(Records excerpted from a collection)
--------

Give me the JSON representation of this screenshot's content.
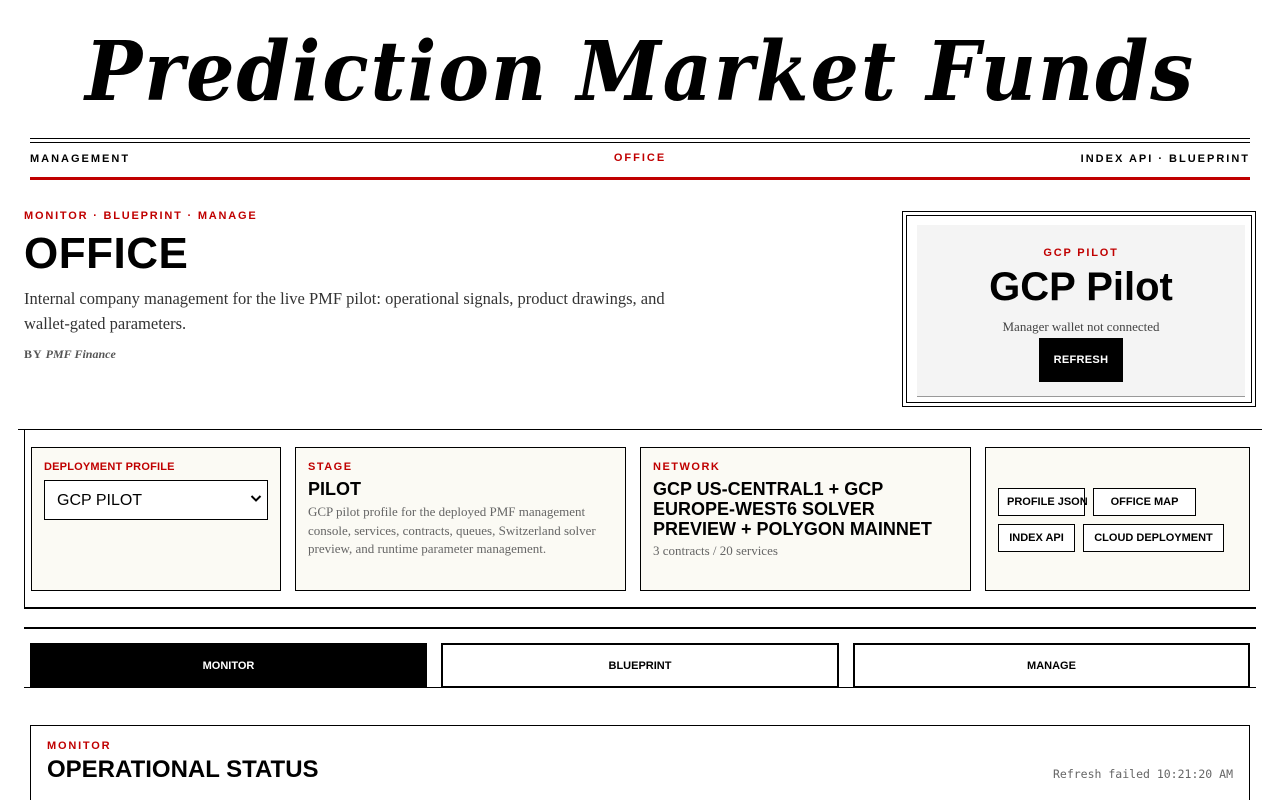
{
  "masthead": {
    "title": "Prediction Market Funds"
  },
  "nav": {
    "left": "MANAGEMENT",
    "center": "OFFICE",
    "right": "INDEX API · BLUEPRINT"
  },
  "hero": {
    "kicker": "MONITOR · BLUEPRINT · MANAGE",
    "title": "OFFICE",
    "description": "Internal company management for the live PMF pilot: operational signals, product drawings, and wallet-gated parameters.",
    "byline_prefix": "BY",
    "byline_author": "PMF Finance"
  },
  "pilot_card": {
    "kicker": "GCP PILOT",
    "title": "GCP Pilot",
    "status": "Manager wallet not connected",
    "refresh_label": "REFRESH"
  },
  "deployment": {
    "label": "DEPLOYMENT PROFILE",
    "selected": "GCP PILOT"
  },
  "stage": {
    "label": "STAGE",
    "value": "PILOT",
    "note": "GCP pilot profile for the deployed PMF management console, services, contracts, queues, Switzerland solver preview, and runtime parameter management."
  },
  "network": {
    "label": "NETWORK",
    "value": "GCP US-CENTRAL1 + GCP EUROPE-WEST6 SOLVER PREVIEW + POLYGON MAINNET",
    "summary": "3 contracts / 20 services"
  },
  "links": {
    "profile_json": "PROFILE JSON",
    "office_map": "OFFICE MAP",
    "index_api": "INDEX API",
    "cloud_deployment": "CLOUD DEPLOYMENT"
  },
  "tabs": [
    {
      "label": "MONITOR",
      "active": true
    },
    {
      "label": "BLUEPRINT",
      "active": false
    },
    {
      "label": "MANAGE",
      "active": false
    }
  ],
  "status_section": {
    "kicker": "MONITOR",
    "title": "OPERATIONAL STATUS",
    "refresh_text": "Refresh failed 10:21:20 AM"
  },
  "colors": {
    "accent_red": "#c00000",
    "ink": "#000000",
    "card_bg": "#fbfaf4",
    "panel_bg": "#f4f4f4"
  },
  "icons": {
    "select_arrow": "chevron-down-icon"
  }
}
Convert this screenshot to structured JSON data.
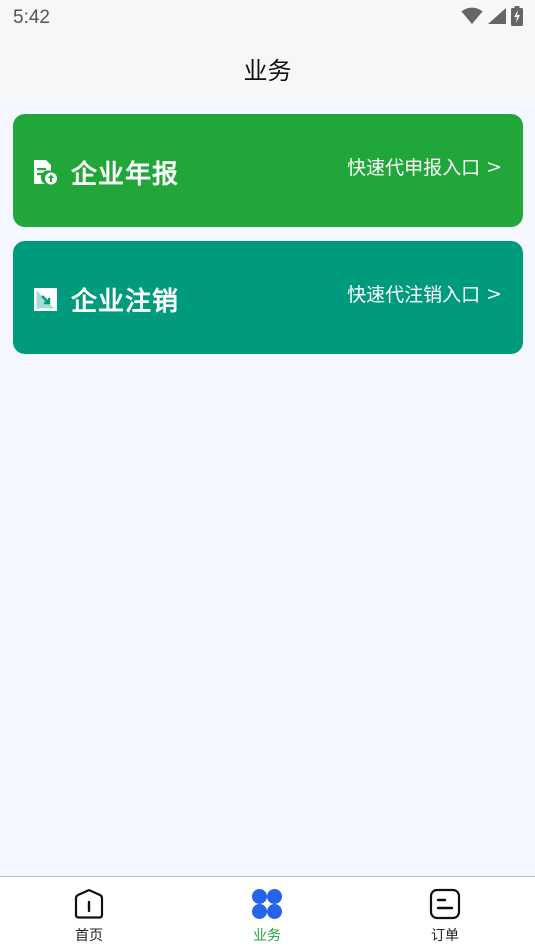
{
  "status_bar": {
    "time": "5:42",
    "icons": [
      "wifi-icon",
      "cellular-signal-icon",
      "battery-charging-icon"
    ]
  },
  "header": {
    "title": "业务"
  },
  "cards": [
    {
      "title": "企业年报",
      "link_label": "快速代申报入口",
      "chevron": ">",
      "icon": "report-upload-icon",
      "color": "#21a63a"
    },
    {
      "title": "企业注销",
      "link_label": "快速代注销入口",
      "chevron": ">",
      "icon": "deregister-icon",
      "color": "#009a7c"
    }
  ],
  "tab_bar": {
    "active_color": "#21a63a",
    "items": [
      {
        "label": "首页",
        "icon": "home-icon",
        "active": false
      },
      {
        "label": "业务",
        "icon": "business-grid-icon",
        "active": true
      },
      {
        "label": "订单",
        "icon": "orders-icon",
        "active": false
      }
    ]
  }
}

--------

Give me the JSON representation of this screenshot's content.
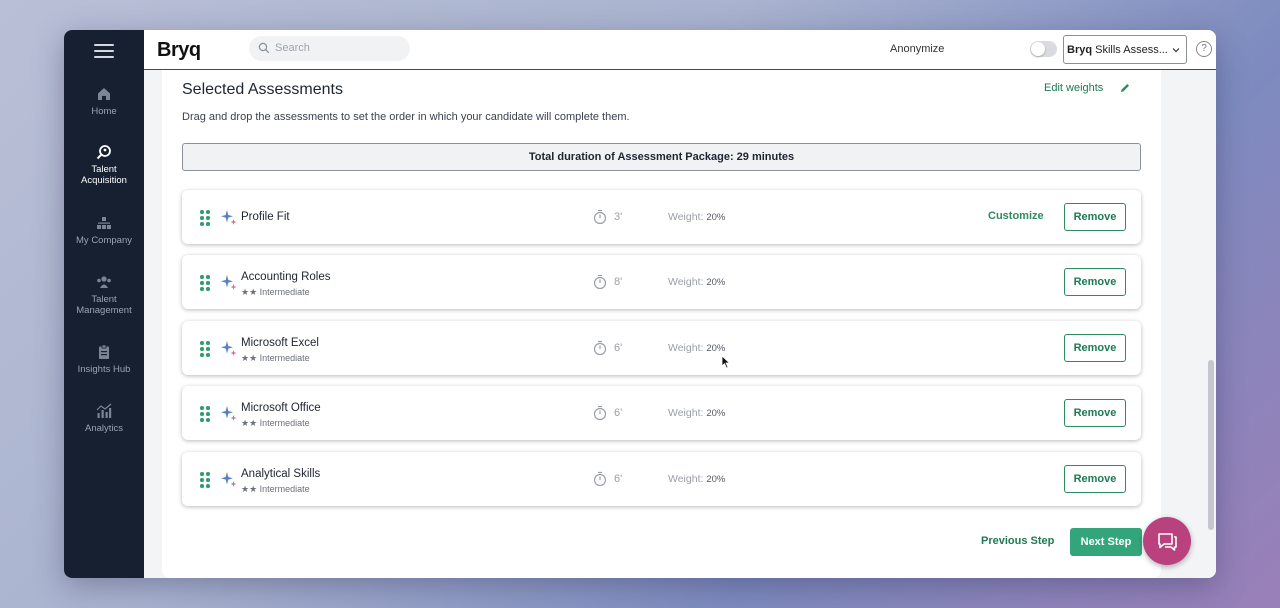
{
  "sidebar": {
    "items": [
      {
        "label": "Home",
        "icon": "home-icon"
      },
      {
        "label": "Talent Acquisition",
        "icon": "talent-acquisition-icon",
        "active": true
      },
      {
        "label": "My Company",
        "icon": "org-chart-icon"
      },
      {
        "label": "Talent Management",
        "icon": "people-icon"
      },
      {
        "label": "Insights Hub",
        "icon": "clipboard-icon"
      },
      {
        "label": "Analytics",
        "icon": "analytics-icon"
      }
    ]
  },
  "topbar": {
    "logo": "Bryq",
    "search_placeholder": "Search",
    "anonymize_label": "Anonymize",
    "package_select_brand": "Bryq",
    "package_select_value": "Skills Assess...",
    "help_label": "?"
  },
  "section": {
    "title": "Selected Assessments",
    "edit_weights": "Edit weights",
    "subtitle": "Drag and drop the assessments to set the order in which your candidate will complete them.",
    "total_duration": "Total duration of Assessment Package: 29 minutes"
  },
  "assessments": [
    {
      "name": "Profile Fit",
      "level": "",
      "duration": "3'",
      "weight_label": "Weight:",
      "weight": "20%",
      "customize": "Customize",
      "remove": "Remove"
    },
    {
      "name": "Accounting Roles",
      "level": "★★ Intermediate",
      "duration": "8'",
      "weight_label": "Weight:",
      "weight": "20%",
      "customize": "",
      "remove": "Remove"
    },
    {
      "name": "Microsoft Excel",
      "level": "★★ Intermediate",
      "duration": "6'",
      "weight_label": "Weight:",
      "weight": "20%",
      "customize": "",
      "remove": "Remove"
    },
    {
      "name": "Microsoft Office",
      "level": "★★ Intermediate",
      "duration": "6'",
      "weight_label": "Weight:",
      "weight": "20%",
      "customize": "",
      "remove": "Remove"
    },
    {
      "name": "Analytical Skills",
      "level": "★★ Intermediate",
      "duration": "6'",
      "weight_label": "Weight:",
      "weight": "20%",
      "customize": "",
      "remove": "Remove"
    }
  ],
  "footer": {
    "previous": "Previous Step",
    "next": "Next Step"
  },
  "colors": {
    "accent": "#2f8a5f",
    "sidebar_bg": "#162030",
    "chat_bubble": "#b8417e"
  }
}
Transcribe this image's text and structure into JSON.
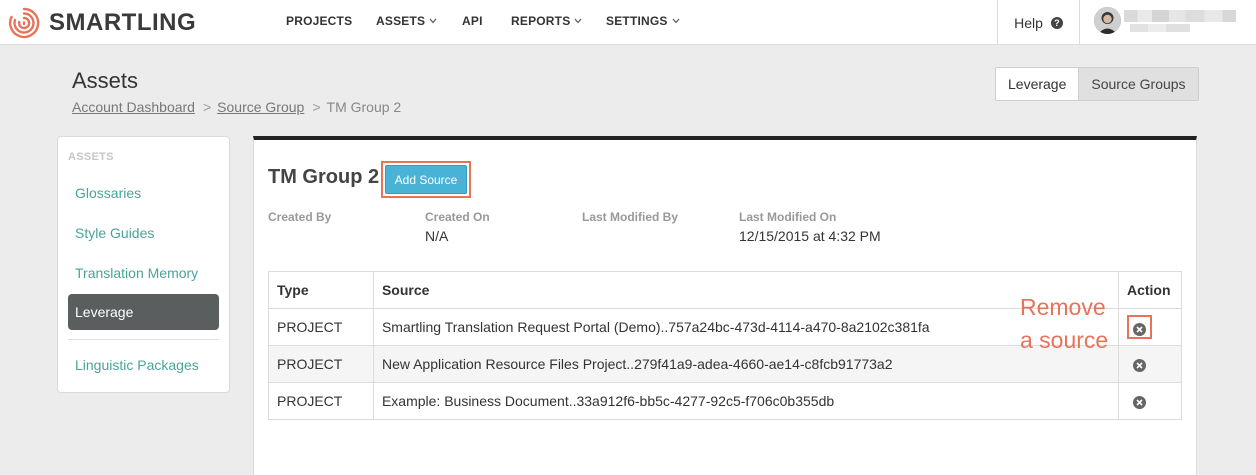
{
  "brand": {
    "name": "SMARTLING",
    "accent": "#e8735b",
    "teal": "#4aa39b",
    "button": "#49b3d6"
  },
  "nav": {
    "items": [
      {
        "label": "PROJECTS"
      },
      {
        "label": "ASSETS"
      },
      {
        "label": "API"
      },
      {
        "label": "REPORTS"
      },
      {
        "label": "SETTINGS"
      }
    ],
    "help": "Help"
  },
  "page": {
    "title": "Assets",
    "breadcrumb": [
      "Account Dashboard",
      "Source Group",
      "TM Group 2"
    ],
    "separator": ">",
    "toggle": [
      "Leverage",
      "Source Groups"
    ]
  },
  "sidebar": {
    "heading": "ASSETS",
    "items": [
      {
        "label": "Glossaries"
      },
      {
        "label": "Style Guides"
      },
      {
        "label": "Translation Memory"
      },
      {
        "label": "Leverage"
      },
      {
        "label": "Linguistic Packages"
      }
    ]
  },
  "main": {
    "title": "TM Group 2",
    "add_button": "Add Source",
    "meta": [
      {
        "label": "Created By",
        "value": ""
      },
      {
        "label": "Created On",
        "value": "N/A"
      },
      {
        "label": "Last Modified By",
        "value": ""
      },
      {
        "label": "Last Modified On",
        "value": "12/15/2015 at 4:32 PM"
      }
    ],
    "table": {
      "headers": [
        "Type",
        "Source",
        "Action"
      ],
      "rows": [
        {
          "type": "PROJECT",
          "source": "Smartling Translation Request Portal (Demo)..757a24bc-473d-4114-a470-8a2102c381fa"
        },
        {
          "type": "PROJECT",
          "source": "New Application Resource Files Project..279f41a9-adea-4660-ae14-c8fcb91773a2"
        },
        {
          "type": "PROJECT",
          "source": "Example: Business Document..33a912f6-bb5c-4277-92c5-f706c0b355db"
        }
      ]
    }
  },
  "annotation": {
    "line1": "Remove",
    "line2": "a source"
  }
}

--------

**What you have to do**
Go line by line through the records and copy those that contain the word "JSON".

**Expected answer**
Give me the JSON representation of this screenshot's content.
    "profile_json": "PROFILE JSON",
Convert this screenshot to structured JSON data.
Give me the JSON representation of this screenshot's content.
Transcribe this image's text and structure into JSON.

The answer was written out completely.